§ **Interface dataset entries**
--- --- ---
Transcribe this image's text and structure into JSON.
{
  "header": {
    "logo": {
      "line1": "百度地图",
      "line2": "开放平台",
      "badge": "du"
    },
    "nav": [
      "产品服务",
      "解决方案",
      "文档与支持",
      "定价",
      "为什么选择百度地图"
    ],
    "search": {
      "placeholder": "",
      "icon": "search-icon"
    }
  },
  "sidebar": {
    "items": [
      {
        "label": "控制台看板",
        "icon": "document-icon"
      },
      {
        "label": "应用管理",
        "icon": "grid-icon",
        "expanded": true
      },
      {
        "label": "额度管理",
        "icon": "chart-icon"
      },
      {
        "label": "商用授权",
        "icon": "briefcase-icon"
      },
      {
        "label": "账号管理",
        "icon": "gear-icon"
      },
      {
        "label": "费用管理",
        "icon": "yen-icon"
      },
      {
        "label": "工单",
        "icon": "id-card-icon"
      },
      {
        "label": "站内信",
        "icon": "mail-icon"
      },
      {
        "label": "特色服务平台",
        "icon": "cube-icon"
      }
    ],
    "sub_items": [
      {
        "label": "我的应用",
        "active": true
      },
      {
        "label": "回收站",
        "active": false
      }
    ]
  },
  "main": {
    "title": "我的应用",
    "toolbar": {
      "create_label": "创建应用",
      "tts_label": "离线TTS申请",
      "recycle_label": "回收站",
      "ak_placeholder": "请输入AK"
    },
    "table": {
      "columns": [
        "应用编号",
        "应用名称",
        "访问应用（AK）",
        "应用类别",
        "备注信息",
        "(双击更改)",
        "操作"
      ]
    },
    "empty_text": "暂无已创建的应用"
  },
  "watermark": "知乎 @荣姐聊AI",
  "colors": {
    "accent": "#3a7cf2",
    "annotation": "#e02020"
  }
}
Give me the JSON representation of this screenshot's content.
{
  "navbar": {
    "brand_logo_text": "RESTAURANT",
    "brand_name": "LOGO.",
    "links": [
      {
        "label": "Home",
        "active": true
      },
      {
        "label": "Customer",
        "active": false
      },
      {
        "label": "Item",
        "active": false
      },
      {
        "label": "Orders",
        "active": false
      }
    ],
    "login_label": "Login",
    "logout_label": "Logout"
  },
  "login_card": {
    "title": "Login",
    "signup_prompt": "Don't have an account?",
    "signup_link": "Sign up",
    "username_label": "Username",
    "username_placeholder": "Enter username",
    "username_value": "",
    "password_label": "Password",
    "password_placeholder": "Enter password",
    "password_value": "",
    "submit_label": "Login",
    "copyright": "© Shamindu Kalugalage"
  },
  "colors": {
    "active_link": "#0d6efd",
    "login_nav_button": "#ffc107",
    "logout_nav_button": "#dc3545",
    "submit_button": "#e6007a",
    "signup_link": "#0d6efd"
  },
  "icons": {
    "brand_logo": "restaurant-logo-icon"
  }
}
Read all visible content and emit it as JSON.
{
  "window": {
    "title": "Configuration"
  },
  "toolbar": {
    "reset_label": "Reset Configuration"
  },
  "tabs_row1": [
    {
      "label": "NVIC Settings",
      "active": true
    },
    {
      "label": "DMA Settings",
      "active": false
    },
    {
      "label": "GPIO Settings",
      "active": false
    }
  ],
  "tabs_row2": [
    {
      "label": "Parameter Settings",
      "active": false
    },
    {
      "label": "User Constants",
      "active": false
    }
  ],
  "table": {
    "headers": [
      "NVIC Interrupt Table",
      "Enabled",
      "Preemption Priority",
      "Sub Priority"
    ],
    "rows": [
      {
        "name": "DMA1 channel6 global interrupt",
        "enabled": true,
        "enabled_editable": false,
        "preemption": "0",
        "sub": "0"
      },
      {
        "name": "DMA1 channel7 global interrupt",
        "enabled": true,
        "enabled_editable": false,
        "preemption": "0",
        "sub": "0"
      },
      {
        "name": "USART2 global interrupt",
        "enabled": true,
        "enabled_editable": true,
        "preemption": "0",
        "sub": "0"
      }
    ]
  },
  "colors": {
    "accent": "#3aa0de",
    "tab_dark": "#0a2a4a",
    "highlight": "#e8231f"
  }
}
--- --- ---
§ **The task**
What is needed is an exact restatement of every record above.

§ **Solution below**
Transcribe this image's text and structure into JSON.
{
  "header": {
    "logo": {
      "line1": "百度地图",
      "line2": "开放平台",
      "badge": "du"
    },
    "nav": [
      "产品服务",
      "解决方案",
      "文档与支持",
      "定价",
      "为什么选择百度地图"
    ],
    "search": {
      "placeholder": "",
      "icon": "search-icon"
    }
  },
  "sidebar": {
    "items": [
      {
        "label": "控制台看板",
        "icon": "document-icon"
      },
      {
        "label": "应用管理",
        "icon": "grid-icon",
        "expanded": true
      },
      {
        "label": "额度管理",
        "icon": "chart-icon"
      },
      {
        "label": "商用授权",
        "icon": "briefcase-icon"
      },
      {
        "label": "账号管理",
        "icon": "gear-icon"
      },
      {
        "label": "费用管理",
        "icon": "yen-icon"
      },
      {
        "label": "工单",
        "icon": "id-card-icon"
      },
      {
        "label": "站内信",
        "icon": "mail-icon"
      },
      {
        "label": "特色服务平台",
        "icon": "cube-icon"
      }
    ],
    "sub_items": [
      {
        "label": "我的应用",
        "active": true
      },
      {
        "label": "回收站",
        "active": false
      }
    ]
  },
  "main": {
    "title": "我的应用",
    "toolbar": {
      "create_label": "创建应用",
      "tts_label": "离线TTS申请",
      "recycle_label": "回收站",
      "ak_placeholder": "请输入AK"
    },
    "table": {
      "columns": [
        "应用编号",
        "应用名称",
        "访问应用（AK）",
        "应用类别",
        "备注信息",
        "(双击更改)",
        "操作"
      ]
    },
    "empty_text": "暂无已创建的应用"
  },
  "watermark": "知乎 @荣姐聊AI",
  "colors": {
    "accent": "#3a7cf2",
    "annotation": "#e02020"
  }
}
Give me the JSON representation of this screenshot's content.
{
  "navbar": {
    "brand_logo_text": "RESTAURANT",
    "brand_name": "LOGO.",
    "links": [
      {
        "label": "Home",
        "active": true
      },
      {
        "label": "Customer",
        "active": false
      },
      {
        "label": "Item",
        "active": false
      },
      {
        "label": "Orders",
        "active": false
      }
    ],
    "login_label": "Login",
    "logout_label": "Logout"
  },
  "login_card": {
    "title": "Login",
    "signup_prompt": "Don't have an account?",
    "signup_link": "Sign up",
    "username_label": "Username",
    "username_placeholder": "Enter username",
    "username_value": "",
    "password_label": "Password",
    "password_placeholder": "Enter password",
    "password_value": "",
    "submit_label": "Login",
    "copyright": "© Shamindu Kalugalage"
  },
  "colors": {
    "active_link": "#0d6efd",
    "login_nav_button": "#ffc107",
    "logout_nav_button": "#dc3545",
    "submit_button": "#e6007a",
    "signup_link": "#0d6efd"
  },
  "icons": {
    "brand_logo": "restaurant-logo-icon"
  }
}
Read all visible content and emit it as JSON.
{
  "window": {
    "title": "Configuration"
  },
  "toolbar": {
    "reset_label": "Reset Configuration"
  },
  "tabs_row1": [
    {
      "label": "NVIC Settings",
      "active": true
    },
    {
      "label": "DMA Settings",
      "active": false
    },
    {
      "label": "GPIO Settings",
      "active": false
    }
  ],
  "tabs_row2": [
    {
      "label": "Parameter Settings",
      "active": false
    },
    {
      "label": "User Constants",
      "active": false
    }
  ],
  "table": {
    "headers": [
      "NVIC Interrupt Table",
      "Enabled",
      "Preemption Priority",
      "Sub Priority"
    ],
    "rows": [
      {
        "name": "DMA1 channel6 global interrupt",
        "enabled": true,
        "enabled_editable": false,
        "preemption": "0",
        "sub": "0"
      },
      {
        "name": "DMA1 channel7 global interrupt",
        "enabled": true,
        "enabled_editable": false,
        "preemption": "0",
        "sub": "0"
      },
      {
        "name": "USART2 global interrupt",
        "enabled": true,
        "enabled_editable": true,
        "preemption": "0",
        "sub": "0"
      }
    ]
  },
  "colors": {
    "accent": "#3aa0de",
    "tab_dark": "#0a2a4a",
    "highlight": "#e8231f"
  }
}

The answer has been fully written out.